### Directions for this task
How many of the lines below hold the string "icon"? Say only the number.

::::::

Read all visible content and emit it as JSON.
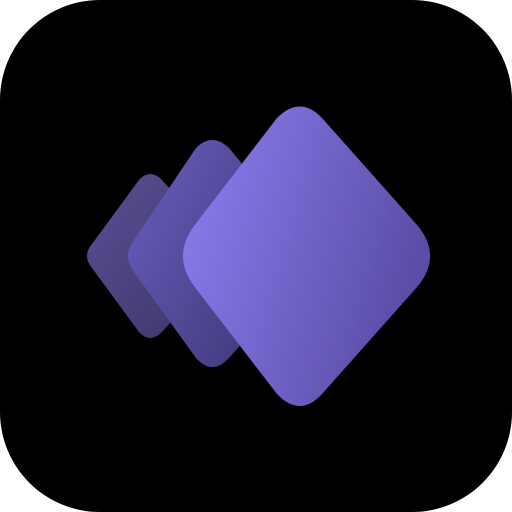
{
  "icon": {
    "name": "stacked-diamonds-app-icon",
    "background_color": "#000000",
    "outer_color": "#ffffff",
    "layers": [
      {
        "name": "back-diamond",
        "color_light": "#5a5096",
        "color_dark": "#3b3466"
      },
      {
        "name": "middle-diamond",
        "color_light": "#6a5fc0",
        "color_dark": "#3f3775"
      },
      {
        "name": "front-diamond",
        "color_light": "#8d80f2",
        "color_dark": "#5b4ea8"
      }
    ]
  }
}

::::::

### Solution
2